The Merrimac had been destroyed before the Confederates arrived. They salvaged the remains from the Elizabeth River for their own ironclad, the CSS Virginia. Flag Officer Franklin Buchannan began the historic battle on March 8, 1862, when he and his crew aboard the Virginia decimated the Union blockade.
According to Wood, the Virginia sank two major U.S. warships on its maiden voyage and damaged another. Three Union transport ships were lost. The U.S. Navy casualties numbered at 369, with minimal damage to the Virginia.
“This would be the worst single day in the Navy’s history until the Japanese attacked Pearl Harbor,” Wood said.
But word had traveled in the year prior that the Confederates were building this heavy hitter. The Union commissioned the Ironclad Board in August 1861 to build an opposing ship, which eventually became the USS Monitor, based on the designs of Swedish engineer and inventor John Ericsson.
It was a leaner, more efficient beast compared to the Virginia, at about two-thirds the size and one-fifth the guns and crew.
“It was equal or superior to the Virginia basically in every way,” Wood said.
The two armored warships converged off the shores of modern-day Suffolk on the morning of March 9, 1862. Their cannons fired for more than four hours, but neither ship sustained significant damage. The Monitor merely had two dents from the USS Minnesota at its back, a minor case of friendly fire.
The duel ended with the Virginia returning to the Gosport Navy Yard for repairs and the Monitor holding its post. The blockade didn’t falter.
“In my mind, the Monitor won that battle by the fact that they were still afloat at the end of the battle, and for the next two months they kept the Virginia in check and kept Hampton roads open for the Union,” Wood said. “Whether they sank the Virginia or not, they contained that threat.”
Navies in England, France and the rest of the world were already developing their own ironclad fleets when news of the battle traveled, but it inspired further invention and reinvention nonetheless. Rams were brought back to the fore after they did major damage in Hampton Roads, and newly developed turrets that could move independently became must-haves on nearly every vessel.
“The day Emperor Napoleon III from France found out about the results of the Battle of Hampton Roads — literally that day — he canceled something like 30 contracts that were out to build wooden warships for the French,” Wood said. “From then on, nothing but iron ships.”
By the end of 1865, 12 other countries had 45 sea-going ironclads in service, with 36 more near completion, all of which was superior to anything in the U.S. Navy at the time, Wood said. Improvements to the U.S. Navy wouldn’t occur for more than 20 years after the Civil War.

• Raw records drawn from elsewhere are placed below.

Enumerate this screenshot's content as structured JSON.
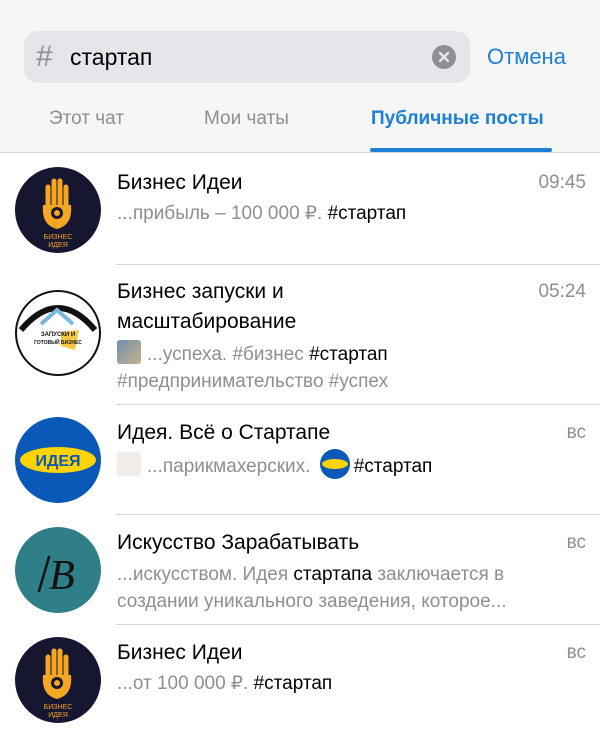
{
  "search": {
    "hash": "#",
    "query": "стартап",
    "cancel_label": "Отмена"
  },
  "tabs": [
    {
      "label": "Этот чат"
    },
    {
      "label": "Мои чаты"
    },
    {
      "label": "Публичные посты"
    }
  ],
  "results": [
    {
      "title": "Бизнес Идеи",
      "time": "09:45",
      "snippet_pre": "...прибыль – 100 000 ₽. ",
      "snippet_tag": "#стартап",
      "avatar": {
        "text1": "БИЗНЕС",
        "text2": "ИДЕЯ"
      }
    },
    {
      "title_line1": "Бизнес запуски и",
      "title_line2": "масштабирование",
      "time": "05:24",
      "snippet_pre": "...успеха. #бизнес ",
      "snippet_tag": "#стартап",
      "snippet_line2": "#предпринимательство #успех",
      "avatar": {
        "text1": "ЗАПУСКИ И",
        "text2": "ГОТОВЫЙ БИЗНЕС"
      }
    },
    {
      "title": "Идея. Всё о Стартапе",
      "time": "вс",
      "snippet_pre": "...парикмахерских. ",
      "snippet_tag": "#стартап",
      "avatar": {
        "text1": "ИДЕЯ"
      }
    },
    {
      "title": "Искусство Зарабатывать",
      "time": "вс",
      "snippet_pre": "...искусством. Идея ",
      "snippet_tag": "стартапа",
      "snippet_post": " заключается в",
      "snippet_line2": "создании уникального заведения, которое...",
      "avatar": {
        "text1": "B"
      }
    },
    {
      "title": "Бизнес Идеи",
      "time": "вс",
      "snippet_pre": "...от 100 000 ₽. ",
      "snippet_tag": "#стартап",
      "avatar": {
        "text1": "БИЗНЕС",
        "text2": "ИДЕЯ"
      }
    }
  ],
  "colors": {
    "accent": "#1e7fd6",
    "secondary_text": "#8e8e93",
    "background": "#f6f6f7"
  }
}
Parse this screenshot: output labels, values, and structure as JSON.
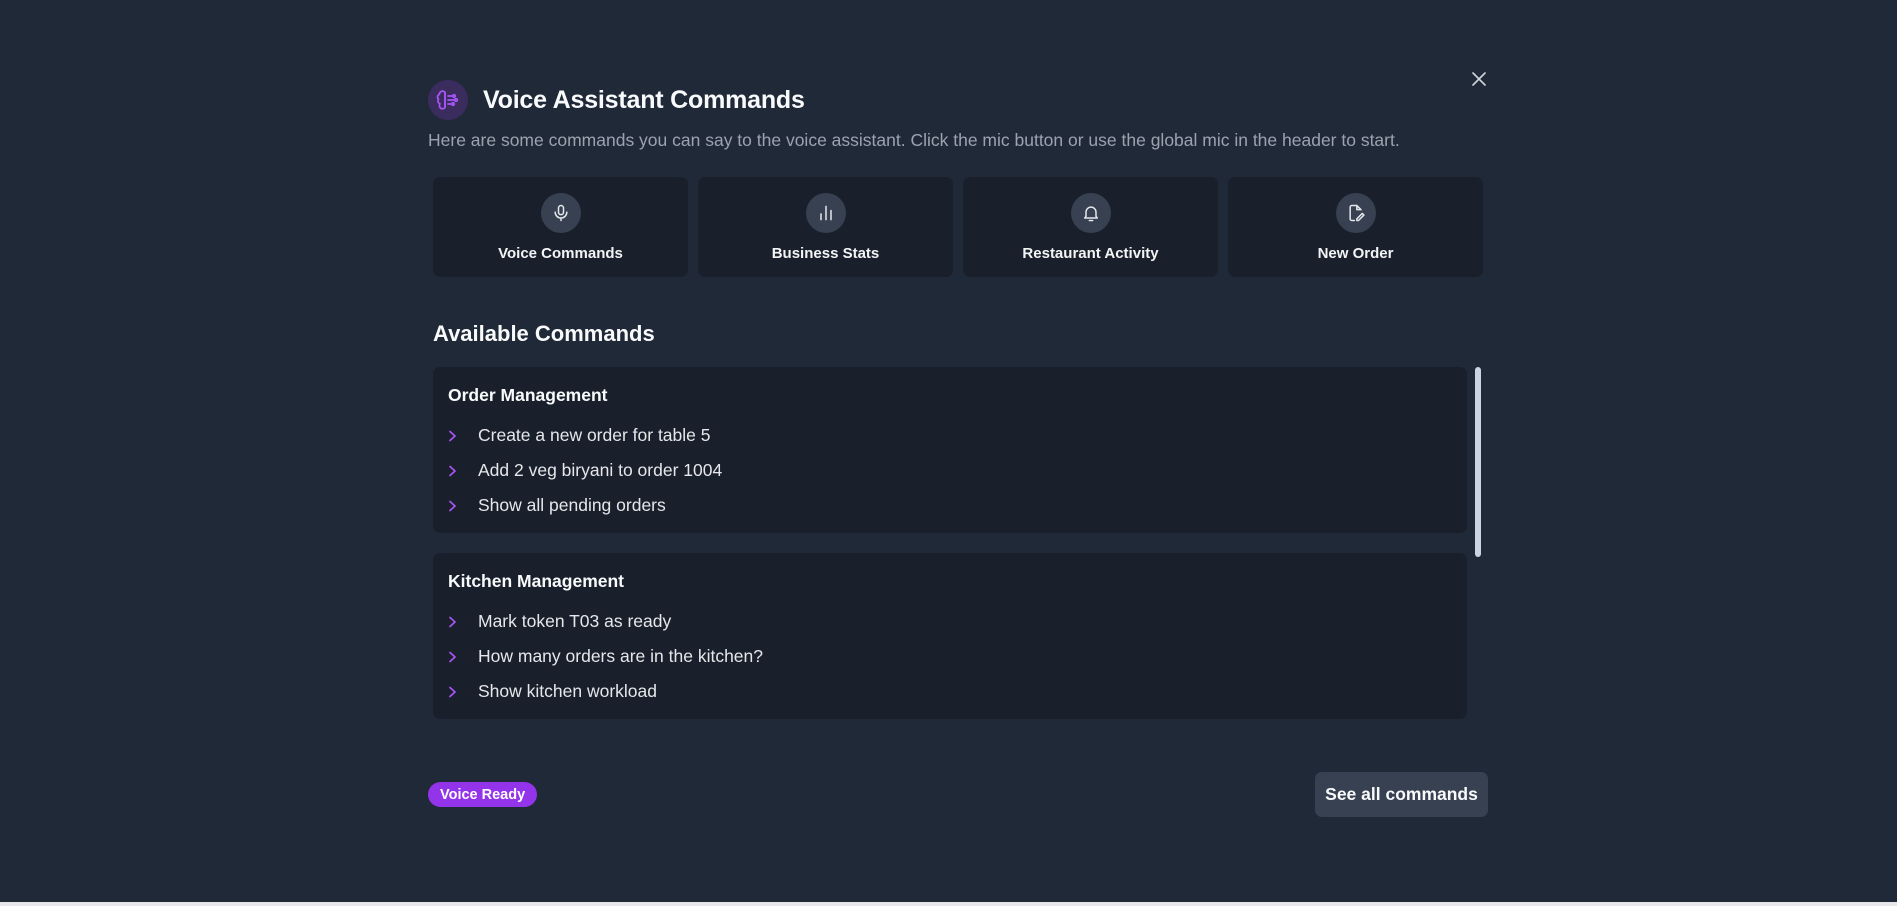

Think about that the next time you’re stuck in traffic in the MMMBT, especially on the Newport News side of the tunnel, where most of the eponymous skirmish happened.
“Next time you go through the tunnel, look up and you’ll have a real good view of where the battle took place,” joked Wood.